#### RECORDS SUPPLIED
- Opening Delimiter -

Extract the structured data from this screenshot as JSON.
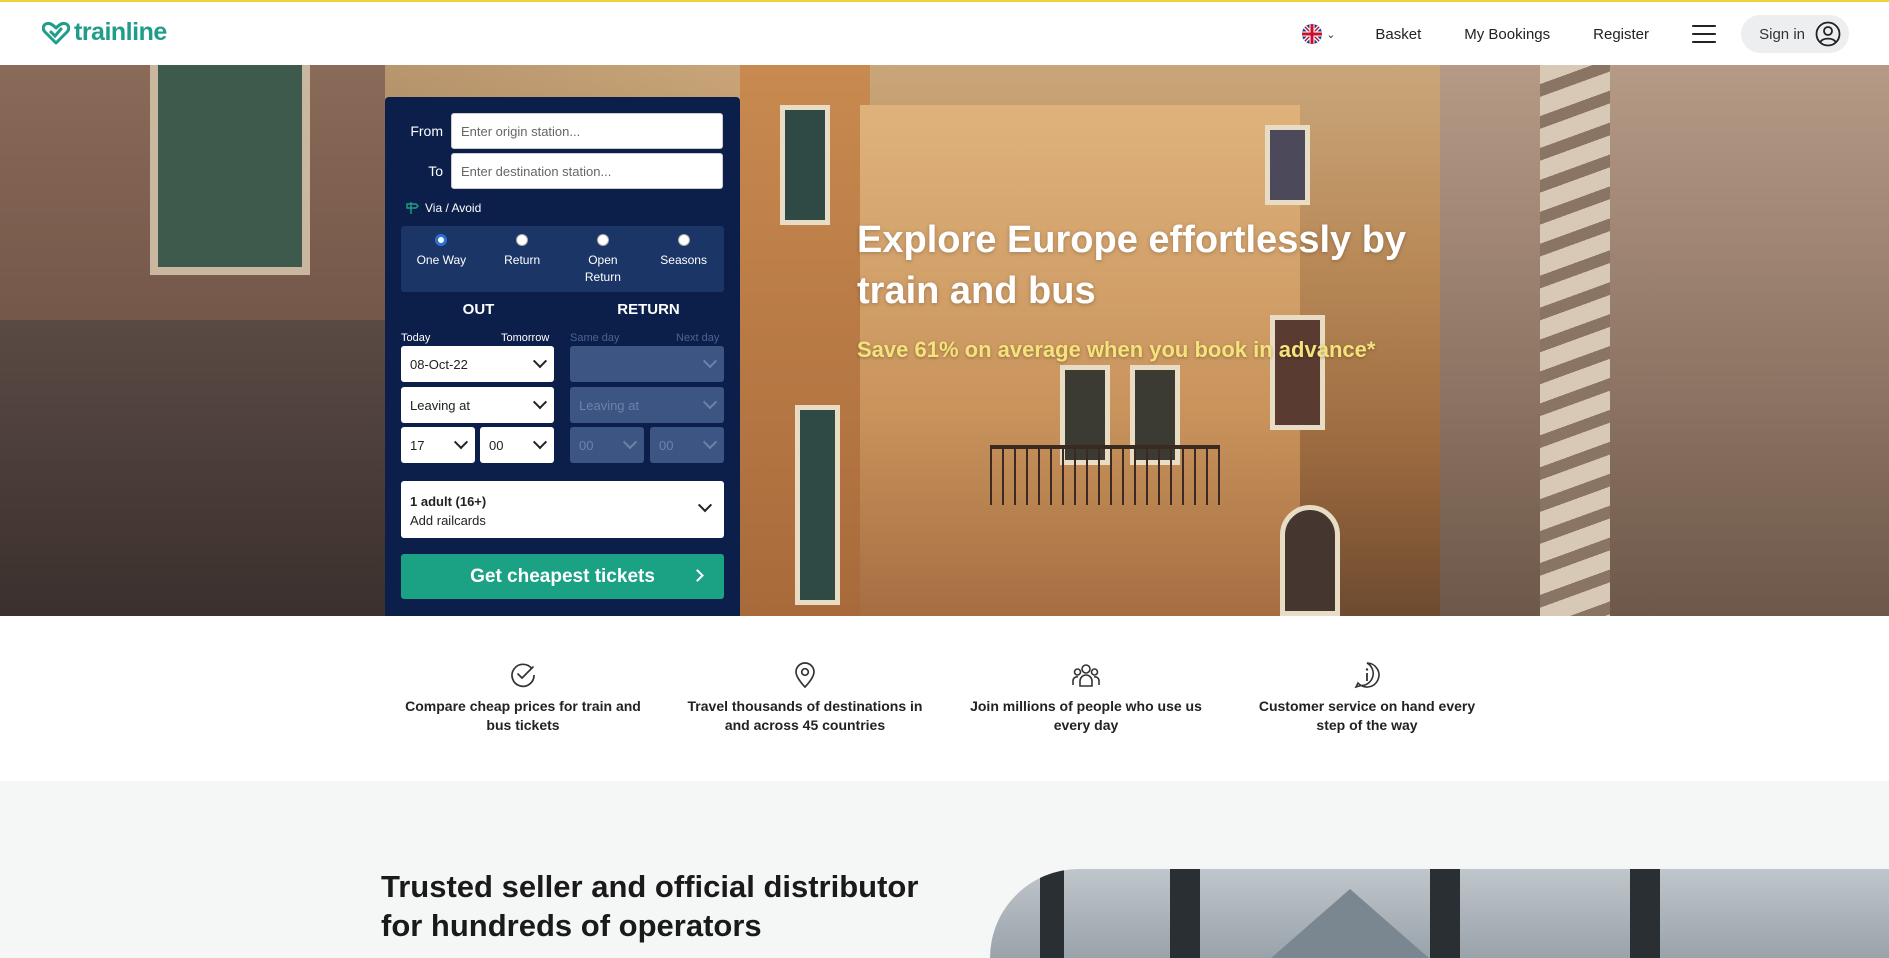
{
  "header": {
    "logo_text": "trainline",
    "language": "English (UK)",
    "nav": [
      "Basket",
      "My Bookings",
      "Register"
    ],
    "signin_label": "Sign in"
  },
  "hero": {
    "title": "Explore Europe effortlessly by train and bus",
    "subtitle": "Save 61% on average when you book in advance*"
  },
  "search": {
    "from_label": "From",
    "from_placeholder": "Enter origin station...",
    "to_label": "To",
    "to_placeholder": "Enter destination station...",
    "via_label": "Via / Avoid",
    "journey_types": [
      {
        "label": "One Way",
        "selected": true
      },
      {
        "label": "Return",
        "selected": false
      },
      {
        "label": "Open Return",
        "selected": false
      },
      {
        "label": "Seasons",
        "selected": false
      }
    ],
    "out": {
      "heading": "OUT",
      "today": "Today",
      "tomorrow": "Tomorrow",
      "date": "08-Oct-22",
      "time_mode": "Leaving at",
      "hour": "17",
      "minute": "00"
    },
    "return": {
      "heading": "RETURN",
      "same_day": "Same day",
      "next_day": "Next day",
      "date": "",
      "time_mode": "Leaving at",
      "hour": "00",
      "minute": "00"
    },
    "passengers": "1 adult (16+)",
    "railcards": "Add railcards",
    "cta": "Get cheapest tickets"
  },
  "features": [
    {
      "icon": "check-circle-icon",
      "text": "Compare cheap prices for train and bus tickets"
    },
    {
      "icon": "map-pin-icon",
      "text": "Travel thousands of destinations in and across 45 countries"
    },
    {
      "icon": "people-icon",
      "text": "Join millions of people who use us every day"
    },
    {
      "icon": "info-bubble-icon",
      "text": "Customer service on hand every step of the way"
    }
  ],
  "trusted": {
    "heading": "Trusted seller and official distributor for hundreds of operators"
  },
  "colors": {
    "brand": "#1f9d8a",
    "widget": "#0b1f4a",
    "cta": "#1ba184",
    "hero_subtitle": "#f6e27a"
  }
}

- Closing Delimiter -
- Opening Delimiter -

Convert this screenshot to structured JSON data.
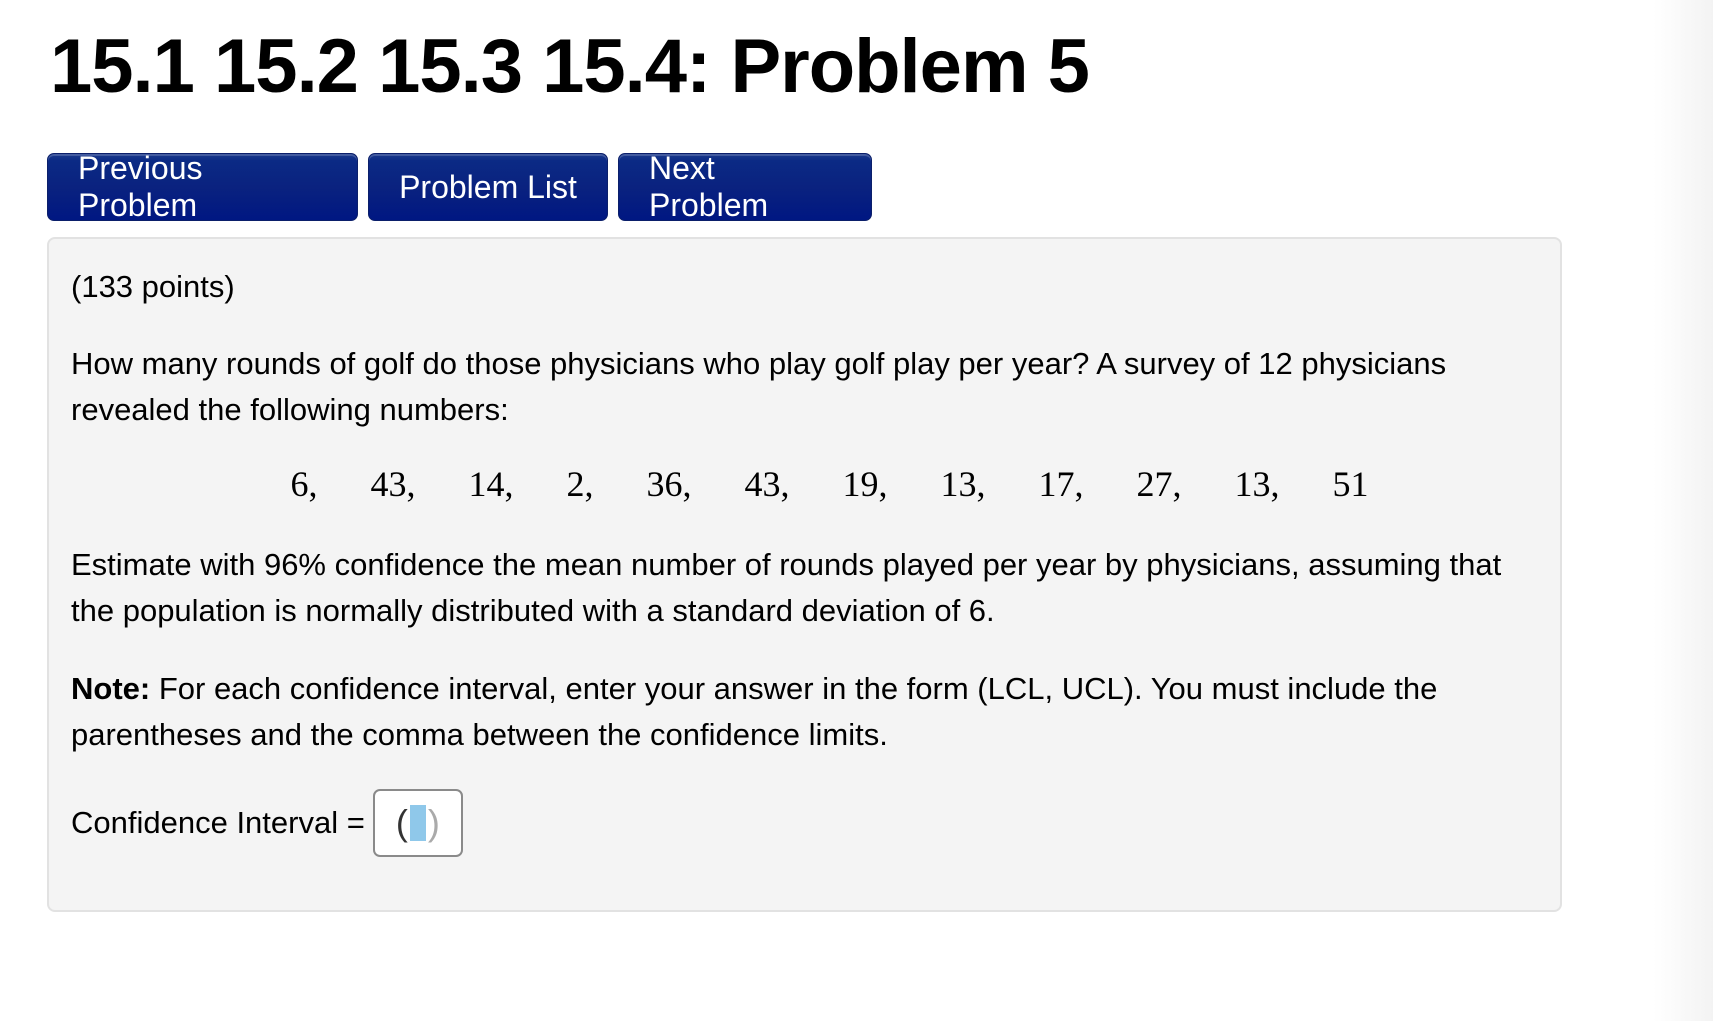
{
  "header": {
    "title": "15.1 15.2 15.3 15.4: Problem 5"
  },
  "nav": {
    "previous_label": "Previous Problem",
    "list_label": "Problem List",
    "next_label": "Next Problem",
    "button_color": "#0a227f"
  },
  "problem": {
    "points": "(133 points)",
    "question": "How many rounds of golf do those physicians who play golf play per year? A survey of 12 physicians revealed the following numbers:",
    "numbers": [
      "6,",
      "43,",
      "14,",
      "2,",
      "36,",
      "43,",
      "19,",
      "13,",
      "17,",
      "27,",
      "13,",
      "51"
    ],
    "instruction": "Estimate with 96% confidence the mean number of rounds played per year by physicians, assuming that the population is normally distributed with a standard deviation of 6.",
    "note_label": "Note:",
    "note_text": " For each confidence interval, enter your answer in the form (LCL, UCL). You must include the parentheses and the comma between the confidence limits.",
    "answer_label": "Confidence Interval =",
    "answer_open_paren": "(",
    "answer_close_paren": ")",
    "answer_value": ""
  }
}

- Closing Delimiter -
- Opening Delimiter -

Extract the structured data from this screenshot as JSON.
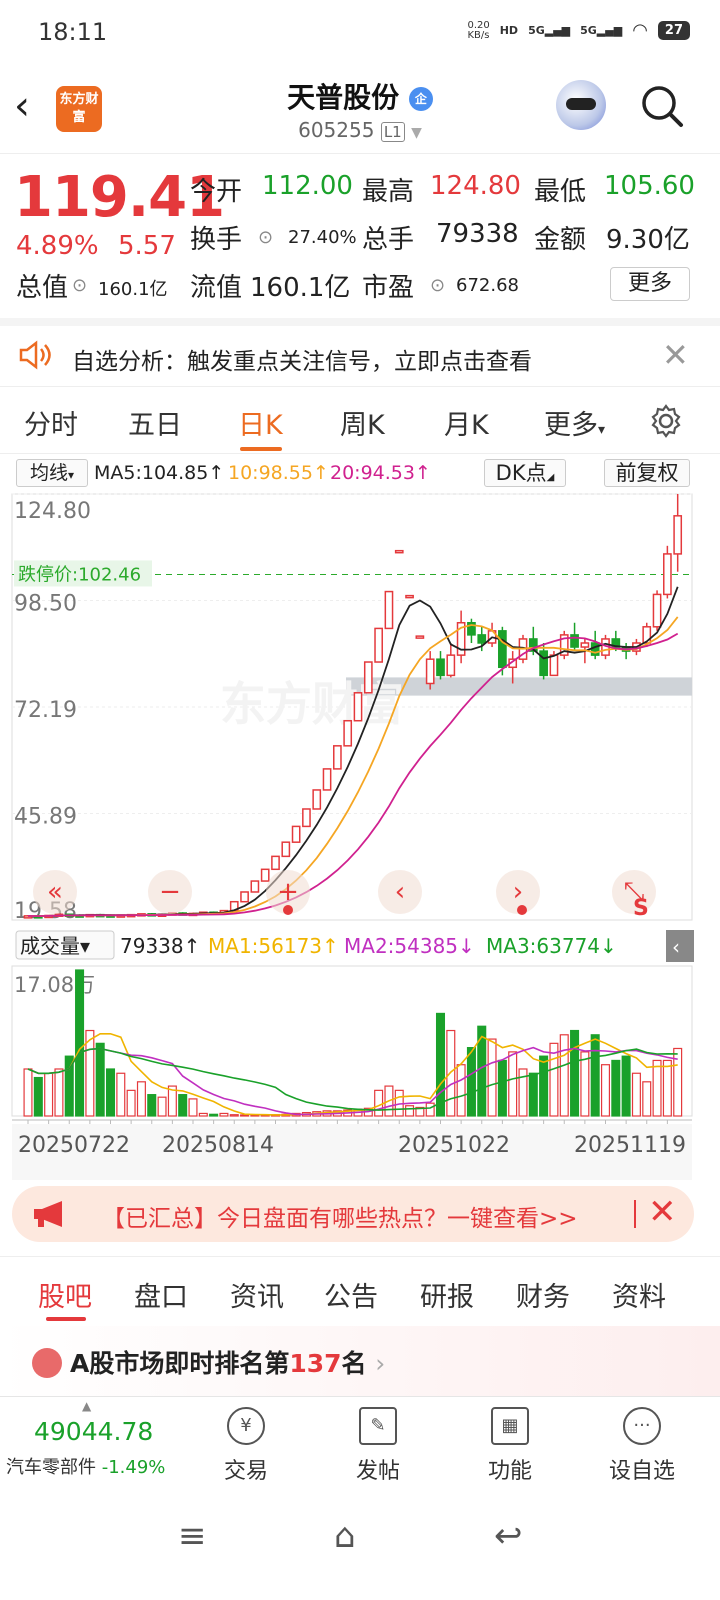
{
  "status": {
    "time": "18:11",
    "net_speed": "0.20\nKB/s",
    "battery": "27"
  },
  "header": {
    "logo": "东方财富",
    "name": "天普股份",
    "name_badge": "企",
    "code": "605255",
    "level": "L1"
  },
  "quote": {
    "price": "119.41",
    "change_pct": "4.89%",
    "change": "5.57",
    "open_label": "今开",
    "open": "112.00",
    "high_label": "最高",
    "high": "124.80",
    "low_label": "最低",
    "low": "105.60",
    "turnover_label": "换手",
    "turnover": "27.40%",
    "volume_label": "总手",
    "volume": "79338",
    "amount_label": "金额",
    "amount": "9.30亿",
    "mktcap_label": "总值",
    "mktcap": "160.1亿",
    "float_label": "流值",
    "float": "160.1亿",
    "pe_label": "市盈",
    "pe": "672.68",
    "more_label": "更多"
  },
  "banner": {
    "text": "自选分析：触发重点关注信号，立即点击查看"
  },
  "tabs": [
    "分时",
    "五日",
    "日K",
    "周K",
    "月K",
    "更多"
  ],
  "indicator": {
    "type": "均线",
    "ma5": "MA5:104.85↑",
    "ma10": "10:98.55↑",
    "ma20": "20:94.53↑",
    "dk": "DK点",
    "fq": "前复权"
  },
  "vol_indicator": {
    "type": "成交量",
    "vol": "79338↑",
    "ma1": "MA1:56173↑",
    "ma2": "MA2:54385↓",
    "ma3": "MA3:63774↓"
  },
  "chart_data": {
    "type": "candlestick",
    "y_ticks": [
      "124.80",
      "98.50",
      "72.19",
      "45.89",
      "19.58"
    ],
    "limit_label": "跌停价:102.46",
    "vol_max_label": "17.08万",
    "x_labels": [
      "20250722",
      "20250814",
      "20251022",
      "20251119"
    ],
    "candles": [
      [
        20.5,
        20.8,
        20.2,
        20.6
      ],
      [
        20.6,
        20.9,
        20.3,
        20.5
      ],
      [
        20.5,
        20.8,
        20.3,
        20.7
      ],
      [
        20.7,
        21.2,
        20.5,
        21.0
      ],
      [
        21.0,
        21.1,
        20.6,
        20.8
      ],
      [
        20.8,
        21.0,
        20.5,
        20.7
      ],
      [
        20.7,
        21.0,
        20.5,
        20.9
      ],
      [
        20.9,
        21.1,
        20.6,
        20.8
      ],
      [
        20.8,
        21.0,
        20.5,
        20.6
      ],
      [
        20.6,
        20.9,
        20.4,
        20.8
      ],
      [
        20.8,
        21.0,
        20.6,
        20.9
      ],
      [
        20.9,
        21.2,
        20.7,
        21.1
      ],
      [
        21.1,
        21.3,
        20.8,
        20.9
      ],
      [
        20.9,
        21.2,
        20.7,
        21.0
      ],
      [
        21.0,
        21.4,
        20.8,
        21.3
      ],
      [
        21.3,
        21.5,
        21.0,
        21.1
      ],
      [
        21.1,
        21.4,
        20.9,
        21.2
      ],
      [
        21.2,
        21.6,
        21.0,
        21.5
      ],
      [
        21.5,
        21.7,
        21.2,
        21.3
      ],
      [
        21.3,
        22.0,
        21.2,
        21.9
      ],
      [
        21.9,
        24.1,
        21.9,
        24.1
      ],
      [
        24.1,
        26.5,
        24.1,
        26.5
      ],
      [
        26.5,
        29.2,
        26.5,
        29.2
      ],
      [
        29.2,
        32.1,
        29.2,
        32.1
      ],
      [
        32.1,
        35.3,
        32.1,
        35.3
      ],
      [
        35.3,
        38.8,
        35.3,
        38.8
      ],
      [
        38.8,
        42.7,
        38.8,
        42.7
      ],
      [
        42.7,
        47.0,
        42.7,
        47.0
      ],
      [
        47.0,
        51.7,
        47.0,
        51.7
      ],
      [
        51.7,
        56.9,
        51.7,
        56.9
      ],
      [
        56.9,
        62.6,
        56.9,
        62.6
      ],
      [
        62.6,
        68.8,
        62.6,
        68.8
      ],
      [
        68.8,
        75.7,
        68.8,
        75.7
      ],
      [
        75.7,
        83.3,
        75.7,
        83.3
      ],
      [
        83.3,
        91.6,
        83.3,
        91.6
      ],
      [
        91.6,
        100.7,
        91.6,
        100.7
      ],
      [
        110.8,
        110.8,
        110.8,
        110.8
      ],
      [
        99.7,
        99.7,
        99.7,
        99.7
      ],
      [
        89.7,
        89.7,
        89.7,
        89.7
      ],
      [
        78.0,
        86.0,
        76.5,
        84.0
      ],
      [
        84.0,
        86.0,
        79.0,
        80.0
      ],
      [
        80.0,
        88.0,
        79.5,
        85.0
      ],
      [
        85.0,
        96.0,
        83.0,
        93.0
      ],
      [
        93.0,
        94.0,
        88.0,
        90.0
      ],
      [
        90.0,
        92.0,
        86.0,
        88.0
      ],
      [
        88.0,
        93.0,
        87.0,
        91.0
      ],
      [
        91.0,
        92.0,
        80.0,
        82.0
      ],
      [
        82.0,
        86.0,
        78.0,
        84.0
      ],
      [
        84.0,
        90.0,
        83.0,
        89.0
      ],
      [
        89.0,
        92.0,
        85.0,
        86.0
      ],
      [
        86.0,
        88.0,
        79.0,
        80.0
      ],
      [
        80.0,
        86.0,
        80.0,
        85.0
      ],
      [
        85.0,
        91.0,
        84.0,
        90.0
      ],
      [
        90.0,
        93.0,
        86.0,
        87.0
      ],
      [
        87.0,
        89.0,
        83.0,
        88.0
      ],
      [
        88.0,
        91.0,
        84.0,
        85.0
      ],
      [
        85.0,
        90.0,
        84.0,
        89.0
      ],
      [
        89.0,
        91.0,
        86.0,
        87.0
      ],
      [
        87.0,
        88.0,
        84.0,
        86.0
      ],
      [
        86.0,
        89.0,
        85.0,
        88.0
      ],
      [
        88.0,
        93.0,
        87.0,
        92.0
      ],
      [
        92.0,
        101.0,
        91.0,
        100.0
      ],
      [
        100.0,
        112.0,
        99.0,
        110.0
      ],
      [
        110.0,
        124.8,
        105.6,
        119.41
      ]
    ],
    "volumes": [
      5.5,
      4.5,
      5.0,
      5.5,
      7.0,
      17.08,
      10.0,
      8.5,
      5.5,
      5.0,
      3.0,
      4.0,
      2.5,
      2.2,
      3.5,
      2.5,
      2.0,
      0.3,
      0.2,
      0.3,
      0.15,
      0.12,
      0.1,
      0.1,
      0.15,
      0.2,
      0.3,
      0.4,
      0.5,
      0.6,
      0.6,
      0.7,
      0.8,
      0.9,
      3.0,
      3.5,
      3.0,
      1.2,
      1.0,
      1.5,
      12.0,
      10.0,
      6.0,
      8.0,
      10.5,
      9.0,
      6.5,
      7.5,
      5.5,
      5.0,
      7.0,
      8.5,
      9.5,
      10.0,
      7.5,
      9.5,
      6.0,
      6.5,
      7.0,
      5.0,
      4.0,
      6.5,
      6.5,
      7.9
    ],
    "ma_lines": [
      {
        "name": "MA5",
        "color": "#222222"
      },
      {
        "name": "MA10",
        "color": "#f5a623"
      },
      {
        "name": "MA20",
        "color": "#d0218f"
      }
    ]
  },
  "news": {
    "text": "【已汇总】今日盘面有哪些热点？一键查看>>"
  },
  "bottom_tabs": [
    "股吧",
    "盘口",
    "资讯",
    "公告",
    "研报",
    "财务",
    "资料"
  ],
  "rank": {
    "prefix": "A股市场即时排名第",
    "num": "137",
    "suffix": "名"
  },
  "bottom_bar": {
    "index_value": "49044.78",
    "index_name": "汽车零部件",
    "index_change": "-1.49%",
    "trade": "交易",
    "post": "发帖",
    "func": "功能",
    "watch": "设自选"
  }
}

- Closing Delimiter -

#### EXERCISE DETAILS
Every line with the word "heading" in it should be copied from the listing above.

#### ANSWER FOR THE TASK
      "heading": "OUT",
      "heading": "RETURN",
    "heading": "Trusted seller and official distributor for hundreds of operators"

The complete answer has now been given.